Napster has unveiled its Napster To Go service, revealing that UK music fans will have to pay twice as much as US-based customers.
The company and its partners have big plans for the subscription-based service, believing that its major selling point is price. Napster To Go lets users carry just about whatever music they like on a compatible music player – not iPods – for as long as they pay a monthly subscription.
Napster told PC Advisor: "We see it as a simple choice: Pay £7,900 (about $14,871) to fill an iPod up with tunes, or spend £14.95 per month (£179.40 per year) with Napster and refill to your heart's content."
Of course, this ignores the fact that most music-player users will already have a collection of their own tracks. And while the service costs £14.95 a month in the UK, it’s only $14.95 a month in the US. At current exchange rates, UK users pay $27.95 each month for a service that costs US users $13 less – a difference of $156 (£83) a year.
Some of this is explained by VAT, which is not charged in the US. If VAT is removed from the UK price, Napster To Go is a more reasonable £12.72 each month. That’s the equivalent of $24 – a difference of $9 (£5) a month – or $106(£56)a year.
Straight currency comparisons can be unfair as currency values fluctuate. As Napster said: "You can't compare different currencies, particularly when the US doesn't have to pay VAT." But taking VAT into account a significant difference in price remains. Echoing Apple’s response to previous criticism of the difference in prices between territories, Napster blames the music labels.

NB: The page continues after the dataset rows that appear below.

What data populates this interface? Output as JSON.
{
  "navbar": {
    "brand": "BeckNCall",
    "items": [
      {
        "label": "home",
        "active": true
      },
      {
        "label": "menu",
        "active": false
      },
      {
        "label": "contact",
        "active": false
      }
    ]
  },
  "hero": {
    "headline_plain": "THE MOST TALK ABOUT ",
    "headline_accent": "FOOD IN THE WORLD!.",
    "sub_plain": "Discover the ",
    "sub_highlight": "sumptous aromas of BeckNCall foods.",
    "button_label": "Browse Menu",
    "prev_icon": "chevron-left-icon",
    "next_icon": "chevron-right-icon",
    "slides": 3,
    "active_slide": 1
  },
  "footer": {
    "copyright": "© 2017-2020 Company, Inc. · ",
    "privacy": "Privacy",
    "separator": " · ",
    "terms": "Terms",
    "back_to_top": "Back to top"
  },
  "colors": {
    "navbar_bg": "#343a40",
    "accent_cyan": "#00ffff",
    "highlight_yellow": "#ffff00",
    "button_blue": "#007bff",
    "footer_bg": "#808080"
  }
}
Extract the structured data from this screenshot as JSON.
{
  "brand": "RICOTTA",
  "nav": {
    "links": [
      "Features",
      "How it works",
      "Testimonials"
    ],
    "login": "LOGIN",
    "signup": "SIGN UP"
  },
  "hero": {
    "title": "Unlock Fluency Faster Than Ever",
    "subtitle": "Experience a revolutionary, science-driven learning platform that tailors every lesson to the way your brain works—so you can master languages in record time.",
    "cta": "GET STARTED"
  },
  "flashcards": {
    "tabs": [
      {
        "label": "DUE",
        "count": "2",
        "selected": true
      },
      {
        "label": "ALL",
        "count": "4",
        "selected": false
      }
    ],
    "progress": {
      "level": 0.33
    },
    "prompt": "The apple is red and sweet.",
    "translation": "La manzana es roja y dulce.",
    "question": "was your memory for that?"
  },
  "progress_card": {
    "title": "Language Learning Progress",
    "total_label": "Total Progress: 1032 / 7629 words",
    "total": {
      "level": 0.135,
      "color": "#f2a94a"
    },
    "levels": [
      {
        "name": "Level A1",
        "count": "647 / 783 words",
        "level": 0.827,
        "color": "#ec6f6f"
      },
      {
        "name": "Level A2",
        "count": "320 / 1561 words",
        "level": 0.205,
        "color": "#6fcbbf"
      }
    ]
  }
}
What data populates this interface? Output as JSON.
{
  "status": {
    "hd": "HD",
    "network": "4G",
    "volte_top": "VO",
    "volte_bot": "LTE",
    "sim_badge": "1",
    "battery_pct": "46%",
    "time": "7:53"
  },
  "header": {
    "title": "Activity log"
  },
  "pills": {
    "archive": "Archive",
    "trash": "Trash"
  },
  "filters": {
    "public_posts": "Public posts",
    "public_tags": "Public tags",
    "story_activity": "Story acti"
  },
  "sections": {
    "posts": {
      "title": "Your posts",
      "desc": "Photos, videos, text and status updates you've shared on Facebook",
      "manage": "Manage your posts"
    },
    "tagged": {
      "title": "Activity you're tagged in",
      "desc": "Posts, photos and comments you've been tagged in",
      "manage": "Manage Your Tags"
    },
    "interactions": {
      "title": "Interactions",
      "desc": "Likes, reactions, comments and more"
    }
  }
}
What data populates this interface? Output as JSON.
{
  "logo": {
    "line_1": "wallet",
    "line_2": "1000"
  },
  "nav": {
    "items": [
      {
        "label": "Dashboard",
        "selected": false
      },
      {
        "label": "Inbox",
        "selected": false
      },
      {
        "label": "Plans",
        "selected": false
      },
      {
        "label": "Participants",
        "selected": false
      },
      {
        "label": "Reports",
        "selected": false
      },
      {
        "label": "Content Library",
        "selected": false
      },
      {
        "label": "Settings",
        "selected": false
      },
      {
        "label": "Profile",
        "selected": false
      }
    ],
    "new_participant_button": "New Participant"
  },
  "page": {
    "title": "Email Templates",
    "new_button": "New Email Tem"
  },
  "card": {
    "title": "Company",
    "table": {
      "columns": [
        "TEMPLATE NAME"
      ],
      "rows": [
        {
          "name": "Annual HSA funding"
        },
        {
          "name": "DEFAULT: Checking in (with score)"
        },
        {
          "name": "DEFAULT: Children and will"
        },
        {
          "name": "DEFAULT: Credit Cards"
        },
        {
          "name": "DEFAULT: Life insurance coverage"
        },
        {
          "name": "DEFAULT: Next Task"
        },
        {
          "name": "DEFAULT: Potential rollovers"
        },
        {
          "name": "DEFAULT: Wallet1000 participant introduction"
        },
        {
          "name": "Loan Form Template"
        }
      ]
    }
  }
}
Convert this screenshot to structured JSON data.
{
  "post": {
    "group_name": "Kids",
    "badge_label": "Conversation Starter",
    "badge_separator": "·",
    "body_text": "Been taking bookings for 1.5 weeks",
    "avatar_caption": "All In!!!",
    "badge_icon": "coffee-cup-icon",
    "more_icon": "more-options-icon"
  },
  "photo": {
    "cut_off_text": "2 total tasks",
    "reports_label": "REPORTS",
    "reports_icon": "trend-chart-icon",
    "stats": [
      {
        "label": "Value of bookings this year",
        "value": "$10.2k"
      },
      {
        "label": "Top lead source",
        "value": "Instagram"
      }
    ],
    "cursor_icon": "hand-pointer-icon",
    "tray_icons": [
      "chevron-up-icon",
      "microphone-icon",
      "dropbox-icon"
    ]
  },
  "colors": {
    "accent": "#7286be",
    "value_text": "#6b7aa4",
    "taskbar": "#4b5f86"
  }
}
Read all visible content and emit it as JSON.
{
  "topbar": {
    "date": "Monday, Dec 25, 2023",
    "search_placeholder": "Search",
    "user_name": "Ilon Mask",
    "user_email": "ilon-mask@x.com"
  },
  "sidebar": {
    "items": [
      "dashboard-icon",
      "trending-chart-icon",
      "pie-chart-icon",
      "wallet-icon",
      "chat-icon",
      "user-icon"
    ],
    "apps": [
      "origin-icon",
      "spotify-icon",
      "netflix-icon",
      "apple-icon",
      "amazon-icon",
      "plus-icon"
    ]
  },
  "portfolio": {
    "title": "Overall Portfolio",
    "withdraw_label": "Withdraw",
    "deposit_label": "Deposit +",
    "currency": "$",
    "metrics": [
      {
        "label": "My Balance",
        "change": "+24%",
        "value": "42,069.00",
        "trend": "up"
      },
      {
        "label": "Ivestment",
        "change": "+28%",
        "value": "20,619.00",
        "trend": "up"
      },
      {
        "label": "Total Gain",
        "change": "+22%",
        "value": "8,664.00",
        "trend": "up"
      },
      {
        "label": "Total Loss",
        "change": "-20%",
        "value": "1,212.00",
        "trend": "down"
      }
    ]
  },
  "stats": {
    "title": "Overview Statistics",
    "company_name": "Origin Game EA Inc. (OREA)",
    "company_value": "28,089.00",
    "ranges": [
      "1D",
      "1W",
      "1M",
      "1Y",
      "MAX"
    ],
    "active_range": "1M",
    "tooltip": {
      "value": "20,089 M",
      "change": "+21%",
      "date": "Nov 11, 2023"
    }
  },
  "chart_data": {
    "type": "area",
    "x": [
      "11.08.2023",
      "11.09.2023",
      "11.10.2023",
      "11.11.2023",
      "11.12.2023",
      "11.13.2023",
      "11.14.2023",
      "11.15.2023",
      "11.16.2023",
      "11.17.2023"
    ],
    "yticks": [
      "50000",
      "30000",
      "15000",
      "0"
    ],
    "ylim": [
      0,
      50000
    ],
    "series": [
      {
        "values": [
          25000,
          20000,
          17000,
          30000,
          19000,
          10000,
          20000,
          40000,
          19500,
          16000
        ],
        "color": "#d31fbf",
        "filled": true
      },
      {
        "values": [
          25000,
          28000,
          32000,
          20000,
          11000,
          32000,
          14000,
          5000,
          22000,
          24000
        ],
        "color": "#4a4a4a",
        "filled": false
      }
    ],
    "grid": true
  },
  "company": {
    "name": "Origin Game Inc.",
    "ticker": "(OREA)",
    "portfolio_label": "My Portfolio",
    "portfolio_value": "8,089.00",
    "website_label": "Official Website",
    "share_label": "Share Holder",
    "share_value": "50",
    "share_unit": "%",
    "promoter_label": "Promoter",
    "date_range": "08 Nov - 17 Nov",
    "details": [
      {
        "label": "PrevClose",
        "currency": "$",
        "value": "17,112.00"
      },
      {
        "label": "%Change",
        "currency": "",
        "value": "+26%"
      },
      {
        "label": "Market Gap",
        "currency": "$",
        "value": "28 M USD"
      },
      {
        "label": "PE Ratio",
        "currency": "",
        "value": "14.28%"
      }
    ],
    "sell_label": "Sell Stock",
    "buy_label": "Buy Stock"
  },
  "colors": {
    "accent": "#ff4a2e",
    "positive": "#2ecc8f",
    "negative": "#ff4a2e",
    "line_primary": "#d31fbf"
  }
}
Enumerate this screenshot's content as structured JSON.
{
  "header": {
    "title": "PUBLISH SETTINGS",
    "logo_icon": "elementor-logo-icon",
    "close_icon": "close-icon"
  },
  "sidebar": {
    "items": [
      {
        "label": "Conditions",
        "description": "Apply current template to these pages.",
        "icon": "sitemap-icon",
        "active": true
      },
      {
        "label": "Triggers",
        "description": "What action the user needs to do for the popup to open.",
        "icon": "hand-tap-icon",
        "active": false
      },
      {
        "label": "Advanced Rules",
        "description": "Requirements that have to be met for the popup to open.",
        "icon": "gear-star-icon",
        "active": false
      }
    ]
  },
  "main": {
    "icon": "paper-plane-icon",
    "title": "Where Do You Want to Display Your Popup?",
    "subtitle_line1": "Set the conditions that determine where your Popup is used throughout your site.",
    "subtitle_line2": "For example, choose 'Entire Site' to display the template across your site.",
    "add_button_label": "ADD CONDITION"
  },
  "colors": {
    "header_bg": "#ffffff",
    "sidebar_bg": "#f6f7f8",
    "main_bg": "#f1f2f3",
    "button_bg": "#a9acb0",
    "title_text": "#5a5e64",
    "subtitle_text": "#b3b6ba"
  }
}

"Licenses (to distribute tracks) have to be secured in local territories – and our US colleagues get a better price from the labels that we do in the UK," the company said.
The Consumers Association – which has forced a Europe-wide investigation into Apple's iTunes prices – is aware of such issues. Speaking in December 04, spokesman Phil Evans said: "When we made our complaint about iTunes we specifically said we were concerned about all territorial practices – particularly in licensing – which the OFT acknowledged in its statement."
Despite such price grumbles, Napster continues to drive its service based on cost: "iTunes is a one-dimensional business model that exists (and is subsidized by) the enduring popularity of the iPod. We expect many disgruntled iPod owners to ask Apple why they are having to pay so much to fill their players and why they can't use them with Napster."
Apple has failed to engage Napster in battle – as yet. Requests for comment have been met with silence from iTunes Music Store.
When Apple, Napster or any other digital music download seller shifts a track the customer owns that track in perpetuity. Labels and artists are paid a similar amount to what they would earn through any other kind of retail sale. Artists’ royalties as high as 13 percent of the label’s share of the sale are paid (around 80 percent of the iTunes track price), in addition to any relevant royalty to collection agents, such as PRS or MCPS.
When you get a track through Napster To Go, a different type of royalty model ensues.
While it's reasonable to assume Napster is paying labels a fee for the rights to distribute tracks, artists’ royalties for such services are accounted differently. Napster pays each time a track is played.
These royalties are collected in the UK by the PRS/MCPS Alliance. They are flat rate and shared between artists according to set criteria. To count track plays, Napster To Go has the capacity to monitor your listening habits.
Napster explained: "Every time a track is played using Napster, then the rights owners get paid using our automated back-end system. In the case of Napster To Go, the music players log track plays and when the player is plugged back into the client, it updates our records."
Napster To Go requires that users plug their music player in each month to keep the tracks they have on board functioning, which also serves to update the company's database servers. Up to three music players can be maintained for each account.